Tuesday, November 16, 2010

Trickle-up economics

With all the talk about tax cuts as a universal cure (for which of course there is exactly zero statistical evidence) that are prevalent in US media I wonder why no one is talking about much more obvious concept - a trickle-up economics, where the well-being of the population is certain to benefit the people at the top of the economic ladder.

After all, to earn more money companies need more people who can afford their products. The debt-financed prosperity of 1990s is perverse, but recent, evidence for this. By supporting policies that lead to growing inequality, the top 1% of earners are actually digging a hole for themselves. With the debt as a source of income nearly exhausted, the population will soon not be able to afford much, and the inevitable result will be collapsing incomes at the top as well...

1 comment:

BadTux said...

Your problem is that you believe money is wealth. It isn't. Money is pieces of toilet paper with pictures of dead people on it. What is wealth is what you *buy* with money -- things like, say, dachas on the Black Sea, McMansions on the ring road, that sort of thing.

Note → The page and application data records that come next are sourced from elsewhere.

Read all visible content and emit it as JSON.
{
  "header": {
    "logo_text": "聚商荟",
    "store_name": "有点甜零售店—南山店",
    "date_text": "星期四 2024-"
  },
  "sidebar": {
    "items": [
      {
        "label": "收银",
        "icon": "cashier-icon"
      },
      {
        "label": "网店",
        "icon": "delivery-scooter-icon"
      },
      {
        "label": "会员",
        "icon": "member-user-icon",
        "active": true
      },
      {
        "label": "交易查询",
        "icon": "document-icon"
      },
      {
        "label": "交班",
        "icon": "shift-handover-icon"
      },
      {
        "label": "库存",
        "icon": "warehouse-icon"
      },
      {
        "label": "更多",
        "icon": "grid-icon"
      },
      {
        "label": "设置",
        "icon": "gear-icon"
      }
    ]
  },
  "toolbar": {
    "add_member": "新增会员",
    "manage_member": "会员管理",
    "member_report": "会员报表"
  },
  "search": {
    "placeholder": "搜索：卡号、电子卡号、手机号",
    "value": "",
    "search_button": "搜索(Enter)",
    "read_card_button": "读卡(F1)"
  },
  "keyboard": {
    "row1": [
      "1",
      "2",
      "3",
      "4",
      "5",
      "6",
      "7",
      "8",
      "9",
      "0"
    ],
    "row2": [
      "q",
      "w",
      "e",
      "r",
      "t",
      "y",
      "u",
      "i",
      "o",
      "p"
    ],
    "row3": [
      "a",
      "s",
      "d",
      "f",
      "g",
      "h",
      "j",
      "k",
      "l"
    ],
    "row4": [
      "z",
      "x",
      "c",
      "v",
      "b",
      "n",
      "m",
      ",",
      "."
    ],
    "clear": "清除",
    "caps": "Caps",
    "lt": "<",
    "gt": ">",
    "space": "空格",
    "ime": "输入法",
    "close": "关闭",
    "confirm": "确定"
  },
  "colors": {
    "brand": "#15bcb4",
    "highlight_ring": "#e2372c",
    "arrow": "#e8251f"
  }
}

During times of inflation, people took on debt or purchased assets at inflated costs. During times of deflation, people can not pay their debts in the now-suddenly-scarcer currency, and have everything taken from them by the ownership class. From 1937 to 2008, the supply of currency rose every year. Note that monetary inflation is the same thing as debt deflation -- your debts become worth less in real terms every year during times of inflation. Indeed, people made major life decisions such as purchasing a home based upon the notion that prices would always rise -- a notion which 70 years of Keynesian economics applied to the money supply reinforced, because nobody under the age of 70 had any experience with deflation.

Until now, that is. The ownership class really doesn't care if the money supply collapses all the way and they can't sell anything for money. Because they will own you. Think Latin America's oligarchs. They own everything, so their minions have no place to go and must labor in their fields and workshops to produce the goods and services they want. Their every need is taken care of by their serfs, who beg for crumbs of bread in exchange for being allowed the privilege of placing a bathrobe upon their master's back upon their master exiting his bath. Do these people care that they can't sell anything to their serfs? No. And neither will our ownership class, once they own everything -- including us.

- Badtux the Mexico North Penguin